*EXERCISE BRIEF*
The answer must consist of every line below that holds the word "this".

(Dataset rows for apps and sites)
· · · · · · ·

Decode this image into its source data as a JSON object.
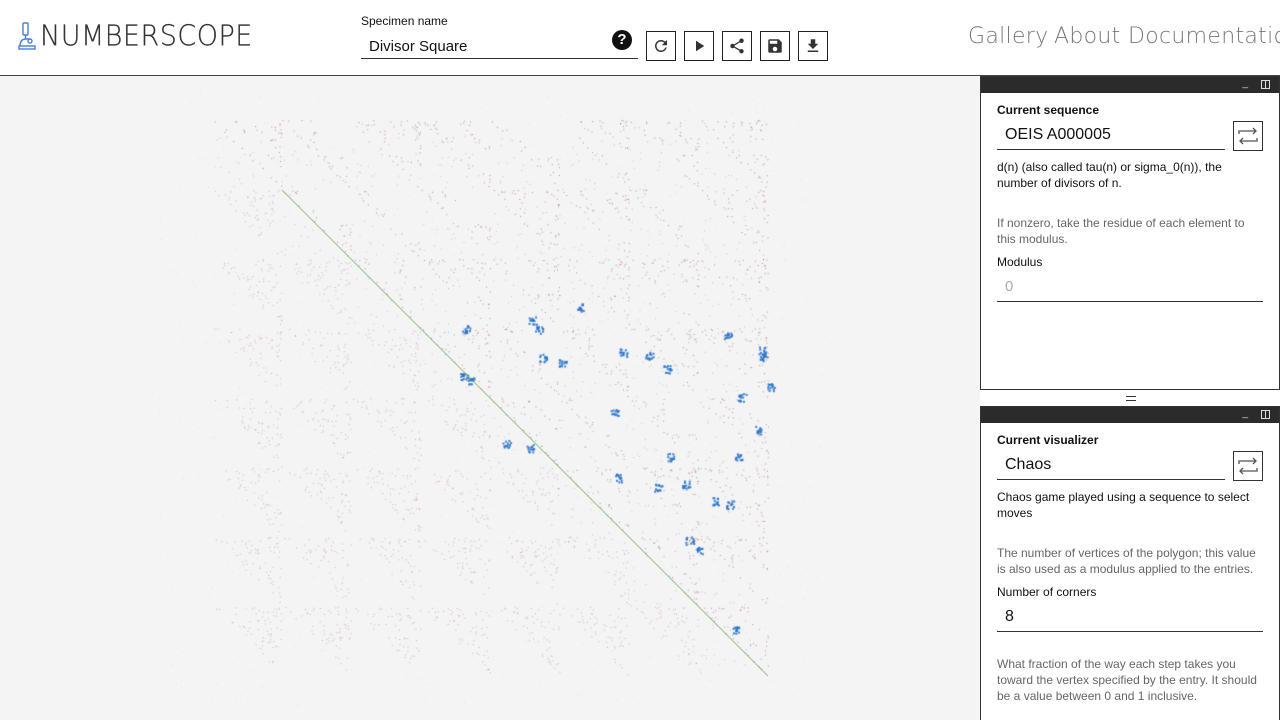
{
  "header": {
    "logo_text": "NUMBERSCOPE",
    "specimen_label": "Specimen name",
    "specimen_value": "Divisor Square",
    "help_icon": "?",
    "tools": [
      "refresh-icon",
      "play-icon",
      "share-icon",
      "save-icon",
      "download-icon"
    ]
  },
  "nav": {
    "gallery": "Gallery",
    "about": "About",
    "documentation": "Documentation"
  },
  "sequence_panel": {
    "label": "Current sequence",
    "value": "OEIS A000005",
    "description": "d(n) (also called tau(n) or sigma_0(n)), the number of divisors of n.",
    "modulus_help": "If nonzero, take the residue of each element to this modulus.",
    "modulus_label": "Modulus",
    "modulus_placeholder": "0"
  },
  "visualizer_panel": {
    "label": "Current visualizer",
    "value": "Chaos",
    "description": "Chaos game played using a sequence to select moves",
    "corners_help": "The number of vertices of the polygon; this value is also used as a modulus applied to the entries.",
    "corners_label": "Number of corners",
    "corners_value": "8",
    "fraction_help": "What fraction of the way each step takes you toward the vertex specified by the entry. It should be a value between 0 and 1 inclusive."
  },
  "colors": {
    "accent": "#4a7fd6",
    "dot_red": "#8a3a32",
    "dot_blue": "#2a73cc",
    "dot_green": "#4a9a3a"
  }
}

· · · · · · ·

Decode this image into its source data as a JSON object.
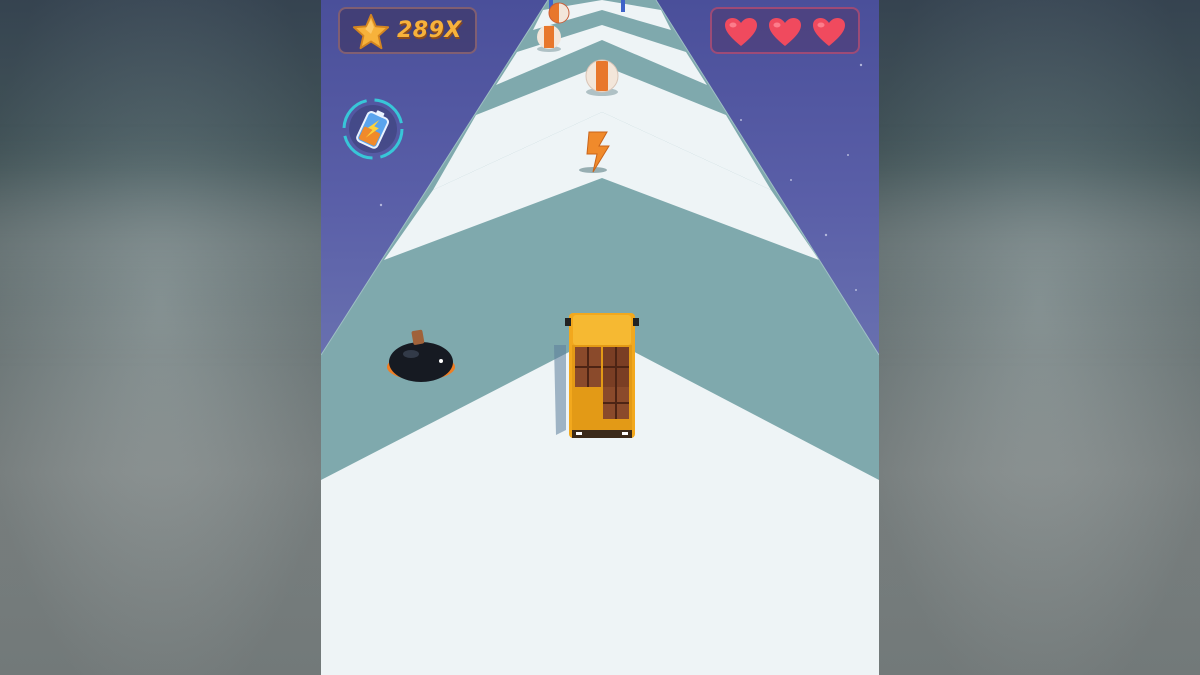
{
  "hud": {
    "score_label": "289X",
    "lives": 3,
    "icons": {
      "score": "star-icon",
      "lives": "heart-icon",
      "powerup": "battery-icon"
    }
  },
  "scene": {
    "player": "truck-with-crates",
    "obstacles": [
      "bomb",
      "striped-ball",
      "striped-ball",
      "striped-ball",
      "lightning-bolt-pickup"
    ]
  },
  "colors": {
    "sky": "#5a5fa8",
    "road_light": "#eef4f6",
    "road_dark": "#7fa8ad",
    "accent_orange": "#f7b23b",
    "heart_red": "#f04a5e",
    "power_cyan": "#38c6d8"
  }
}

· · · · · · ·

*TASK ANSWER*
Decode this image into its source data as a JSON object.
    "modulus_help": "If nonzero, take the residue of each element to this modulus.",
    "corners_help": "The number of vertices of the polygon; this value is also used as a modulus applied to the entries.",
Decode this image into its source data as a JSON object.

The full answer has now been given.